Of all projects over the years Ed was the proudest of a Toyota saying, “All TRD had was a cylinder head and a valve cover! We designed the complete engine. The first time out in 2006 at the one-mile Copper Classic in Phoenix, it set quick time and won the race with Dave Steel driving. To this day, that Toyota engine is the one all the championship teams use. I’m very proud of that.”
That last sentence, “I did learn a lot so it wasn’t all bad,” sums Ed Pink up. He achieved what he did because he listened and learned and applied what he learned. In 1995, Ed received the NHRA Lifetime Achievement Award and was inducted into the International Drag racing Hall of Fame.

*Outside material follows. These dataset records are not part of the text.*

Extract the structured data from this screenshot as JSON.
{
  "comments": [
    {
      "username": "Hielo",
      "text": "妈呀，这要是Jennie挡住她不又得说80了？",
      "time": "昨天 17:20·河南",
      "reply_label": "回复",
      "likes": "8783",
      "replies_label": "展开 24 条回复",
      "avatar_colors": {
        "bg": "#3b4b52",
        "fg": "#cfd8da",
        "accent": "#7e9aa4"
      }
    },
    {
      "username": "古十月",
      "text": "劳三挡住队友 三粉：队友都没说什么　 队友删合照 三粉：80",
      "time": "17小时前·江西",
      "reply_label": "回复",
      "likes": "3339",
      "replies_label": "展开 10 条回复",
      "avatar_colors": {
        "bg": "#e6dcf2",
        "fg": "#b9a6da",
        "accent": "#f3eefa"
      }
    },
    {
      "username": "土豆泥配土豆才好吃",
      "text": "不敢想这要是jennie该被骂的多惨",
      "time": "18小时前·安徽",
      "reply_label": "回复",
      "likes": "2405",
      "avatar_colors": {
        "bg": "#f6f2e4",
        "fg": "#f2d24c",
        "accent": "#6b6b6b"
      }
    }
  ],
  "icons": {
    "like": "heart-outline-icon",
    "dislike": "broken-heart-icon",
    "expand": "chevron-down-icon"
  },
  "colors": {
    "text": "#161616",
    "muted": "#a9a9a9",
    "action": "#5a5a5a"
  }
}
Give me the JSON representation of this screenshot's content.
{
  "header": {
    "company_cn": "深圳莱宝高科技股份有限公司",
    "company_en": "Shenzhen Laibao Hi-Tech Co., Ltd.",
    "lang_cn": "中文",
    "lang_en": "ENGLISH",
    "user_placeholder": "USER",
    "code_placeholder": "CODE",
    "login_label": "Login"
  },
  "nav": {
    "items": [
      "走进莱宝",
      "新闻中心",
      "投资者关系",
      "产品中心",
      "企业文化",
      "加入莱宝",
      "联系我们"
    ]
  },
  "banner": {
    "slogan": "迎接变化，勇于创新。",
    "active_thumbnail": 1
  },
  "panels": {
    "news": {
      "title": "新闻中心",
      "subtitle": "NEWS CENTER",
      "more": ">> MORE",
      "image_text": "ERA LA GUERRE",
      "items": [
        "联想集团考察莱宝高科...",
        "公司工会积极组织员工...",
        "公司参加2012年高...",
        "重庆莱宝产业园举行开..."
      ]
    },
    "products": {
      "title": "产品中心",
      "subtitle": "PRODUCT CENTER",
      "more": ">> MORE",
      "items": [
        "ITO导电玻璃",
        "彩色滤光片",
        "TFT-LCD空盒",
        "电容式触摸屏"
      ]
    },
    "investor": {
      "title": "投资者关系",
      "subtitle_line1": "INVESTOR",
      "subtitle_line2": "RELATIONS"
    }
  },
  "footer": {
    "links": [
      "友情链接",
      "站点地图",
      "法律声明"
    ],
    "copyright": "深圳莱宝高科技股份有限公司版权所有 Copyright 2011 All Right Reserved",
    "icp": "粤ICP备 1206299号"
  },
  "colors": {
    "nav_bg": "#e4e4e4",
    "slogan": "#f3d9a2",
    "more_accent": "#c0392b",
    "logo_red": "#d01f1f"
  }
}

In 2008, Ed sold Ed Pink Racing Engines to Tom Malloy and long time employee Frank Honsowetz runs that company. Ed, meanwhile, went into business with Bob Brandt (Don Prudhomme’s crew chief for 17 years) to launch Ed Pink’s Garage in Newbury Park, California. Far from retired Ed said of the new venture, “Our goal is to connect with those enthusiasts who want something special and value the knowledge and experience Bob and I bring to the party. We will also be doing consulting work and help customers develop highly effective engine combinations.”
By Tony Thacker